** RECORDS TO USE follows **
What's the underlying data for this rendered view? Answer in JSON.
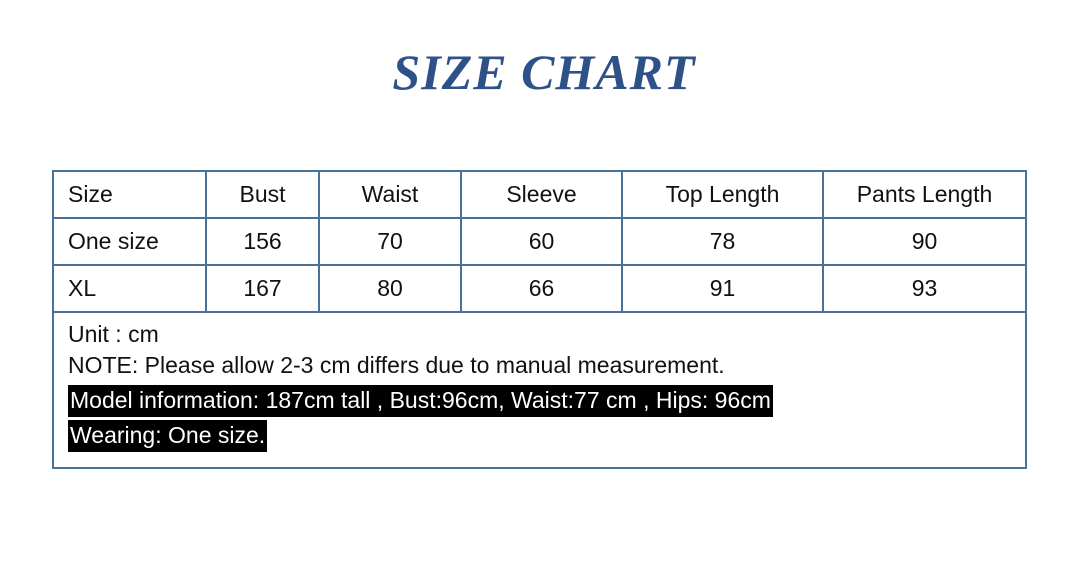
{
  "title": "SIZE CHART",
  "colors": {
    "title": "#2E5288",
    "table_border": "#4A7296",
    "highlight_bg": "#000000",
    "highlight_text": "#ffffff",
    "text": "#111111",
    "page_bg": "#ffffff"
  },
  "table": {
    "headers": [
      "Size",
      "Bust",
      "Waist",
      "Sleeve",
      "Top Length",
      "Pants Length"
    ],
    "rows": [
      {
        "cells": [
          "One size",
          "156",
          "70",
          "60",
          "78",
          "90"
        ]
      },
      {
        "cells": [
          "XL",
          "167",
          "80",
          "66",
          "91",
          "93"
        ]
      }
    ]
  },
  "notes": {
    "unit": "Unit : cm",
    "note": "NOTE: Please allow 2-3 cm differs due to manual measurement.",
    "model_info": "Model information: 187cm tall , Bust:96cm, Waist:77 cm , Hips: 96cm",
    "wearing": "Wearing: One size."
  },
  "chart_data": {
    "type": "table",
    "title": "SIZE CHART",
    "columns": [
      "Size",
      "Bust",
      "Waist",
      "Sleeve",
      "Top Length",
      "Pants Length"
    ],
    "rows": [
      [
        "One size",
        156,
        70,
        60,
        78,
        90
      ],
      [
        "XL",
        167,
        80,
        66,
        91,
        93
      ]
    ],
    "unit": "cm",
    "annotations": [
      "Unit : cm",
      "NOTE: Please allow 2-3 cm differs due to manual measurement.",
      "Model information: 187cm tall , Bust:96cm, Waist:77 cm , Hips: 96cm",
      "Wearing: One size."
    ]
  }
}
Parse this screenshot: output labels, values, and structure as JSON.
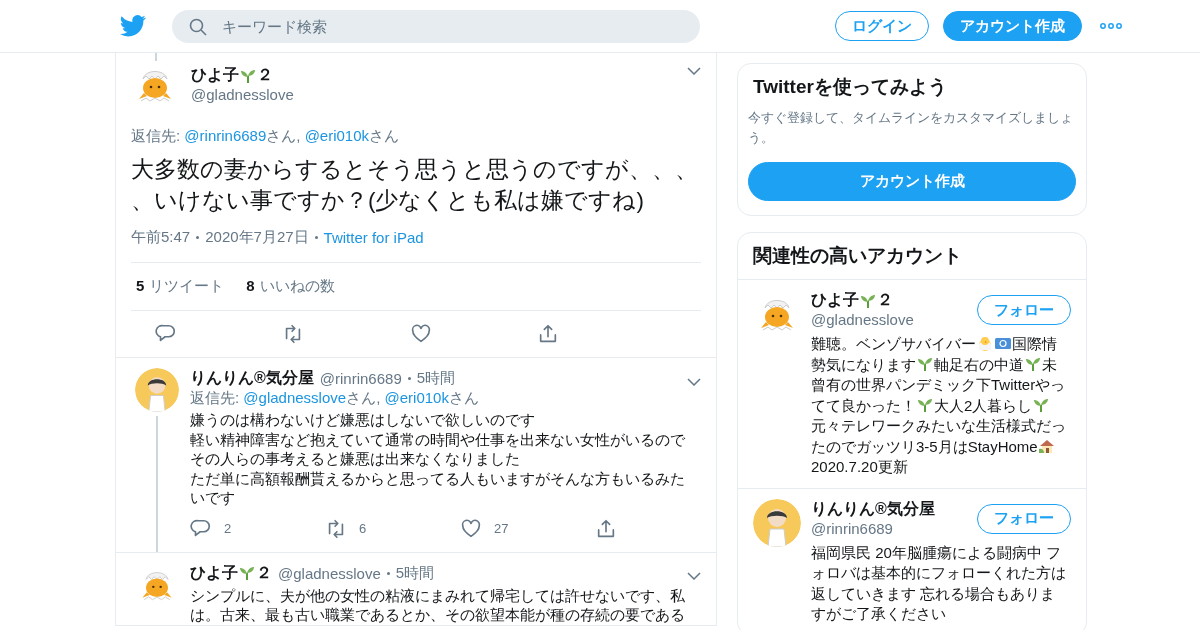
{
  "header": {
    "search_placeholder": "キーワード検索",
    "login": "ログイン",
    "signup": "アカウント作成"
  },
  "main_tweet": {
    "avatar": {
      "kind": "picture"
    },
    "name": [
      {
        "kind": "text",
        "text": "ひよ子"
      },
      {
        "kind": "sprout"
      },
      {
        "kind": "text",
        "text": "２"
      }
    ],
    "handle": "@gladnesslove",
    "reply_to": {
      "label": "返信先:",
      "mentions": [
        {
          "handle": "@rinrin6689",
          "suffix": "さん,"
        },
        {
          "handle": "@eri010k",
          "suffix": "さん"
        }
      ]
    },
    "text": "大多数の妻からするとそう思うと思うのですが、、、、いけない事ですか？(少なくとも私は嫌ですね)",
    "time": "午前5:47",
    "date": "2020年7月27日",
    "source": "Twitter for iPad",
    "stats": [
      {
        "count": "5",
        "label": "リツイート"
      },
      {
        "count": "8",
        "label": "いいねの数"
      }
    ]
  },
  "replies": [
    {
      "avatar": {
        "kind": "picture"
      },
      "name": [
        {
          "kind": "text",
          "text": "りんりん®気分屋"
        }
      ],
      "handle": "@rinrin6689",
      "age": "5時間",
      "reply_to": {
        "label": "返信先:",
        "mentions": [
          {
            "handle": "@gladnesslove",
            "suffix": "さん,"
          },
          {
            "handle": "@eri010k",
            "suffix": "さん"
          }
        ]
      },
      "text_lines": [
        "嫌うのは構わないけど嫌悪はしないで欲しいのです",
        "軽い精神障害など抱えていて通常の時間や仕事を出来ない女性がいるので",
        "その人らの事考えると嫌悪は出来なくなりました",
        "ただ単に高額報酬貰えるからと思ってる人もいますがそんな方もいるみたいです"
      ],
      "replies": "2",
      "retweets": "6",
      "likes": "27"
    },
    {
      "avatar": {
        "kind": "picture"
      },
      "name": [
        {
          "kind": "text",
          "text": "ひよ子"
        },
        {
          "kind": "sprout"
        },
        {
          "kind": "text",
          "text": "２"
        }
      ],
      "handle": "@gladnesslove",
      "age": "5時間",
      "text_lines": [
        "シンプルに、夫が他の女性の粘液にまみれて帰宅しては許せないです、私は。古来、最も古い職業であるとか、その欲望本能が種の存続の要である"
      ]
    }
  ],
  "sidebar": {
    "signup_card": {
      "title": "Twitterを使ってみよう",
      "description": "今すぐ登録して、タイムラインをカスタマイズしましょう。",
      "button": "アカウント作成"
    },
    "related": {
      "title": "関連性の高いアカウント",
      "accounts": [
        {
          "avatar": {
            "kind": "picture"
          },
          "name": [
            {
              "kind": "text",
              "text": "ひよ子"
            },
            {
              "kind": "sprout"
            },
            {
              "kind": "text",
              "text": "２"
            }
          ],
          "handle": "@gladnesslove",
          "follow": "フォロー",
          "bio": [
            {
              "kind": "text",
              "text": "難聴。ベンゾサバイバー"
            },
            {
              "kind": "chick"
            },
            {
              "kind": "flag"
            },
            {
              "kind": "text",
              "text": "国際情勢気になります"
            },
            {
              "kind": "sprout"
            },
            {
              "kind": "text",
              "text": "軸足右の中道"
            },
            {
              "kind": "sprout"
            },
            {
              "kind": "text",
              "text": "未曾有の世界パンデミック下Twitterやってて良かった！"
            },
            {
              "kind": "sprout"
            },
            {
              "kind": "text",
              "text": "大人2人暮らし"
            },
            {
              "kind": "sprout"
            },
            {
              "kind": "text",
              "text": "元々テレワークみたいな生活様式だったのでガッツリ3-5月はStayHome"
            },
            {
              "kind": "house"
            },
            {
              "kind": "text",
              "text": "2020.7.20更新"
            }
          ]
        },
        {
          "avatar": {
            "kind": "picture"
          },
          "name": [
            {
              "kind": "text",
              "text": "りんりん®気分屋"
            }
          ],
          "handle": "@rinrin6689",
          "follow": "フォロー",
          "bio": [
            {
              "kind": "text",
              "text": "福岡県民 20年脳腫瘍による闘病中 フォロバは基本的にフォローくれた方は返していきます 忘れる場合もありますがご了承ください"
            }
          ]
        }
      ]
    }
  }
}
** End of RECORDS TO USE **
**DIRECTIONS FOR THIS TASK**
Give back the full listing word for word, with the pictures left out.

**WRITTEN SOLUTION**
What's the underlying data for this rendered view? Answer in JSON.
{
  "title": "SIZE CHART",
  "colors": {
    "title": "#2E5288",
    "table_border": "#4A7296",
    "highlight_bg": "#000000",
    "highlight_text": "#ffffff",
    "text": "#111111",
    "page_bg": "#ffffff"
  },
  "table": {
    "headers": [
      "Size",
      "Bust",
      "Waist",
      "Sleeve",
      "Top Length",
      "Pants Length"
    ],
    "rows": [
      {
        "cells": [
          "One size",
          "156",
          "70",
          "60",
          "78",
          "90"
        ]
      },
      {
        "cells": [
          "XL",
          "167",
          "80",
          "66",
          "91",
          "93"
        ]
      }
    ]
  },
  "notes": {
    "unit": "Unit : cm",
    "note": "NOTE: Please allow 2-3 cm differs due to manual measurement.",
    "model_info": "Model information: 187cm tall , Bust:96cm, Waist:77 cm , Hips: 96cm",
    "wearing": "Wearing: One size."
  },
  "chart_data": {
    "type": "table",
    "title": "SIZE CHART",
    "columns": [
      "Size",
      "Bust",
      "Waist",
      "Sleeve",
      "Top Length",
      "Pants Length"
    ],
    "rows": [
      [
        "One size",
        156,
        70,
        60,
        78,
        90
      ],
      [
        "XL",
        167,
        80,
        66,
        91,
        93
      ]
    ],
    "unit": "cm",
    "annotations": [
      "Unit : cm",
      "NOTE: Please allow 2-3 cm differs due to manual measurement.",
      "Model information: 187cm tall , Bust:96cm, Waist:77 cm , Hips: 96cm",
      "Wearing: One size."
    ]
  }
}
Parse this screenshot: output labels, values, and structure as JSON.
{
  "header": {
    "search_placeholder": "キーワード検索",
    "login": "ログイン",
    "signup": "アカウント作成"
  },
  "main_tweet": {
    "avatar": {
      "kind": "picture"
    },
    "name": [
      {
        "kind": "text",
        "text": "ひよ子"
      },
      {
        "kind": "sprout"
      },
      {
        "kind": "text",
        "text": "２"
      }
    ],
    "handle": "@gladnesslove",
    "reply_to": {
      "label": "返信先:",
      "mentions": [
        {
          "handle": "@rinrin6689",
          "suffix": "さん,"
        },
        {
          "handle": "@eri010k",
          "suffix": "さん"
        }
      ]
    },
    "text": "大多数の妻からするとそう思うと思うのですが、、、、いけない事ですか？(少なくとも私は嫌ですね)",
    "time": "午前5:47",
    "date": "2020年7月27日",
    "source": "Twitter for iPad",
    "stats": [
      {
        "count": "5",
        "label": "リツイート"
      },
      {
        "count": "8",
        "label": "いいねの数"
      }
    ]
  },
  "replies": [
    {
      "avatar": {
        "kind": "picture"
      },
      "name": [
        {
          "kind": "text",
          "text": "りんりん®気分屋"
        }
      ],
      "handle": "@rinrin6689",
      "age": "5時間",
      "reply_to": {
        "label": "返信先:",
        "mentions": [
          {
            "handle": "@gladnesslove",
            "suffix": "さん,"
          },
          {
            "handle": "@eri010k",
            "suffix": "さん"
          }
        ]
      },
      "text_lines": [
        "嫌うのは構わないけど嫌悪はしないで欲しいのです",
        "軽い精神障害など抱えていて通常の時間や仕事を出来ない女性がいるので",
        "その人らの事考えると嫌悪は出来なくなりました",
        "ただ単に高額報酬貰えるからと思ってる人もいますがそんな方もいるみたいです"
      ],
      "replies": "2",
      "retweets": "6",
      "likes": "27"
    },
    {
      "avatar": {
        "kind": "picture"
      },
      "name": [
        {
          "kind": "text",
          "text": "ひよ子"
        },
        {
          "kind": "sprout"
        },
        {
          "kind": "text",
          "text": "２"
        }
      ],
      "handle": "@gladnesslove",
      "age": "5時間",
      "text_lines": [
        "シンプルに、夫が他の女性の粘液にまみれて帰宅しては許せないです、私は。古来、最も古い職業であるとか、その欲望本能が種の存続の要である"
      ]
    }
  ],
  "sidebar": {
    "signup_card": {
      "title": "Twitterを使ってみよう",
      "description": "今すぐ登録して、タイムラインをカスタマイズしましょう。",
      "button": "アカウント作成"
    },
    "related": {
      "title": "関連性の高いアカウント",
      "accounts": [
        {
          "avatar": {
            "kind": "picture"
          },
          "name": [
            {
              "kind": "text",
              "text": "ひよ子"
            },
            {
              "kind": "sprout"
            },
            {
              "kind": "text",
              "text": "２"
            }
          ],
          "handle": "@gladnesslove",
          "follow": "フォロー",
          "bio": [
            {
              "kind": "text",
              "text": "難聴。ベンゾサバイバー"
            },
            {
              "kind": "chick"
            },
            {
              "kind": "flag"
            },
            {
              "kind": "text",
              "text": "国際情勢気になります"
            },
            {
              "kind": "sprout"
            },
            {
              "kind": "text",
              "text": "軸足右の中道"
            },
            {
              "kind": "sprout"
            },
            {
              "kind": "text",
              "text": "未曾有の世界パンデミック下Twitterやってて良かった！"
            },
            {
              "kind": "sprout"
            },
            {
              "kind": "text",
              "text": "大人2人暮らし"
            },
            {
              "kind": "sprout"
            },
            {
              "kind": "text",
              "text": "元々テレワークみたいな生活様式だったのでガッツリ3-5月はStayHome"
            },
            {
              "kind": "house"
            },
            {
              "kind": "text",
              "text": "2020.7.20更新"
            }
          ]
        },
        {
          "avatar": {
            "kind": "picture"
          },
          "name": [
            {
              "kind": "text",
              "text": "りんりん®気分屋"
            }
          ],
          "handle": "@rinrin6689",
          "follow": "フォロー",
          "bio": [
            {
              "kind": "text",
              "text": "福岡県民 20年脳腫瘍による闘病中 フォロバは基本的にフォローくれた方は返していきます 忘れる場合もありますがご了承ください"
            }
          ]
        }
      ]
    }
  }
}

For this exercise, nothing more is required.